● **What this task involves**
For each line of the listing that includes the word "Inventori", show the whole line.
*** Excerpted records
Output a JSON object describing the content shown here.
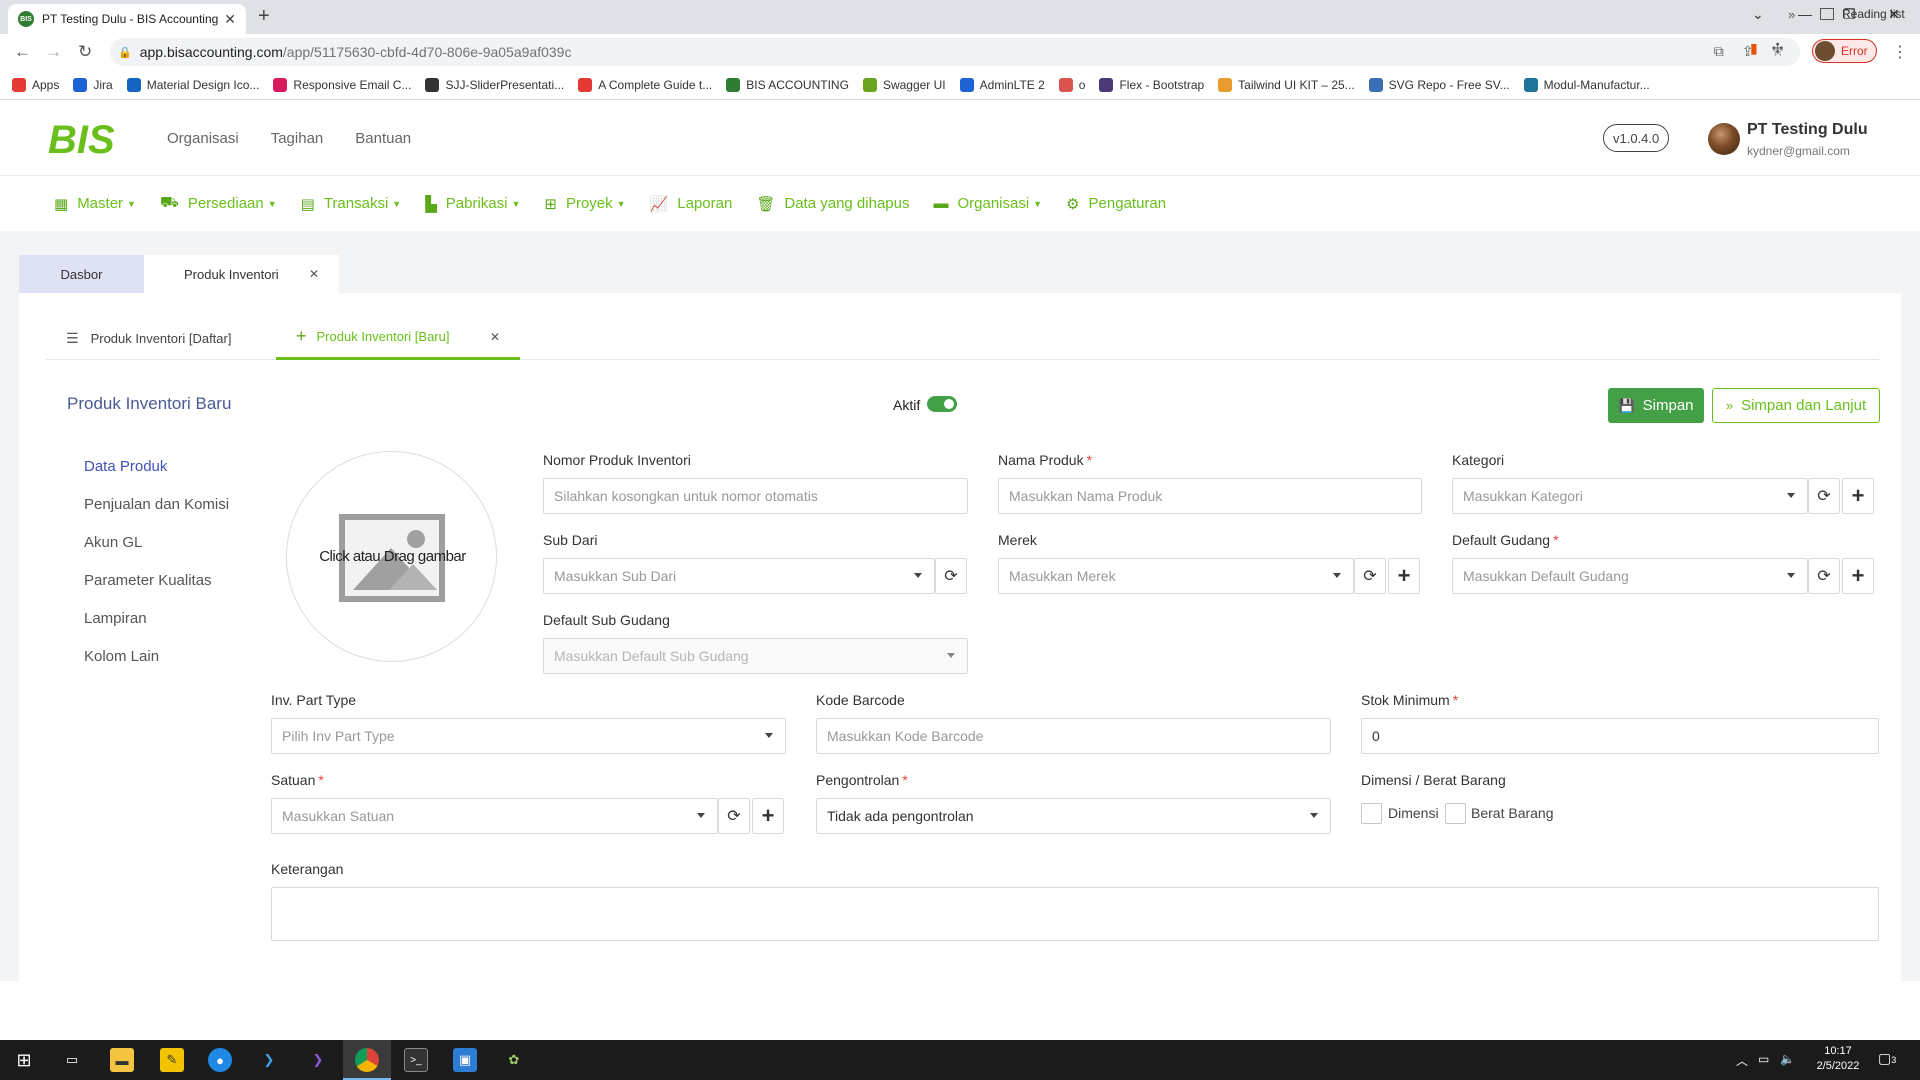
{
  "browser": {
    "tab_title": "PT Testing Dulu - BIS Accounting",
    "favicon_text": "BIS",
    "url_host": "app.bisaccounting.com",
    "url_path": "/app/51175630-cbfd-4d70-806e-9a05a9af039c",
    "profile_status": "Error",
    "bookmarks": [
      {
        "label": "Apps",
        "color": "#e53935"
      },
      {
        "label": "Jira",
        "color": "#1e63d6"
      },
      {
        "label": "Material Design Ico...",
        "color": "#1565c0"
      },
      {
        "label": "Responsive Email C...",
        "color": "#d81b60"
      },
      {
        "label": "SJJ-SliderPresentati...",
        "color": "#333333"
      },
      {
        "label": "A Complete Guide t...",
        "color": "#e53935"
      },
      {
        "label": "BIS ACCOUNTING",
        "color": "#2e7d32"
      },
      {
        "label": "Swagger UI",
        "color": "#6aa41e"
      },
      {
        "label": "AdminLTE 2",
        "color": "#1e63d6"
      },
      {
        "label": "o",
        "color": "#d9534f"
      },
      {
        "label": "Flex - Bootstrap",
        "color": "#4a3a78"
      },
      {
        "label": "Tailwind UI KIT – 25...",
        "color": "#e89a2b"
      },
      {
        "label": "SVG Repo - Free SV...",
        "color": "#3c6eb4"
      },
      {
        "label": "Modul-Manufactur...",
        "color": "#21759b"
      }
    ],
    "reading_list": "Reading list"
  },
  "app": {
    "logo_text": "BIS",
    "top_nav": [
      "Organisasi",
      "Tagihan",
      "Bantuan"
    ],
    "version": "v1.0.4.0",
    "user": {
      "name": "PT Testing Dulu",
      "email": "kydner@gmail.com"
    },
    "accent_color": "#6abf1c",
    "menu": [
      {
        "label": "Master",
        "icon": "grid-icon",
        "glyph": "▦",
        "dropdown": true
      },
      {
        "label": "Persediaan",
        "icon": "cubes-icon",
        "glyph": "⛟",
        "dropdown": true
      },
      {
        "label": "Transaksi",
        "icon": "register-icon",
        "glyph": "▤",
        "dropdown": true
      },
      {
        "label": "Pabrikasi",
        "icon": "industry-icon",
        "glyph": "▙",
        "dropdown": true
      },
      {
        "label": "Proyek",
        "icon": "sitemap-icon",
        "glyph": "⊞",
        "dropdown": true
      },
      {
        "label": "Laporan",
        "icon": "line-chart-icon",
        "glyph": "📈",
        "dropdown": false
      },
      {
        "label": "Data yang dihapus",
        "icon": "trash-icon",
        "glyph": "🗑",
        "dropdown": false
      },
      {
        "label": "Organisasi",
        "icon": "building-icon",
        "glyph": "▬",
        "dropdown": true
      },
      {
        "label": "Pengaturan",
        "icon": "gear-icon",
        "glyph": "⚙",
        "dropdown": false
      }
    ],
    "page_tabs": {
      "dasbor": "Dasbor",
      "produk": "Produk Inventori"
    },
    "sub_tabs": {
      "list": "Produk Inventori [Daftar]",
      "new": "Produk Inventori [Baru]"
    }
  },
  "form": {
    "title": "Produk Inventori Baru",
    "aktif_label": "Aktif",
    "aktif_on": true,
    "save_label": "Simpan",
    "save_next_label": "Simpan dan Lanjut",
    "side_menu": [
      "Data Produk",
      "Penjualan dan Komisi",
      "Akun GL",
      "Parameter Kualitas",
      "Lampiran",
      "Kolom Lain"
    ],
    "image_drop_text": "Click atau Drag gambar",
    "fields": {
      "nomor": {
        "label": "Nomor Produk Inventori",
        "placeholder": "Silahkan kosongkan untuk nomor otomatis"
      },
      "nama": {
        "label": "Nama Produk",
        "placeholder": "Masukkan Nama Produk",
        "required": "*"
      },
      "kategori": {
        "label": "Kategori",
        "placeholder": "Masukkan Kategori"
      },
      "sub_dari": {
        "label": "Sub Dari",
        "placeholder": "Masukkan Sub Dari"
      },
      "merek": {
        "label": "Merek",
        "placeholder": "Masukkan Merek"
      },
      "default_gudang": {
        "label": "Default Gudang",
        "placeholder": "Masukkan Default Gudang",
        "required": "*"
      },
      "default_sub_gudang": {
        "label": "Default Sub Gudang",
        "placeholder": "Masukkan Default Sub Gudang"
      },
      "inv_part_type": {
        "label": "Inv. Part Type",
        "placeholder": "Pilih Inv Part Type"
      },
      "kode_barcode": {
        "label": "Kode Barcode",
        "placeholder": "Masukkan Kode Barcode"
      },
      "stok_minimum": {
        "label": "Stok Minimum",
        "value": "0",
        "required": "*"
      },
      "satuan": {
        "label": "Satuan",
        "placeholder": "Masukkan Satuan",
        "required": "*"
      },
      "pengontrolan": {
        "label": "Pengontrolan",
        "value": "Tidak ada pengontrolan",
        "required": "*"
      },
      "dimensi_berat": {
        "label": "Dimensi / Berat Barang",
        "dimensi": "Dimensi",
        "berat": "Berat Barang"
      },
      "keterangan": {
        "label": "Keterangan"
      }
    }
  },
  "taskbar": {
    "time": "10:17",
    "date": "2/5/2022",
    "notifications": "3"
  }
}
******
● **Output for this task**
      "produk": "Produk Inventori"
      "list": "Produk Inventori [Daftar]",
      "new": "Produk Inventori [Baru]"
    "title": "Produk Inventori Baru",
        "label": "Nomor Produk Inventori",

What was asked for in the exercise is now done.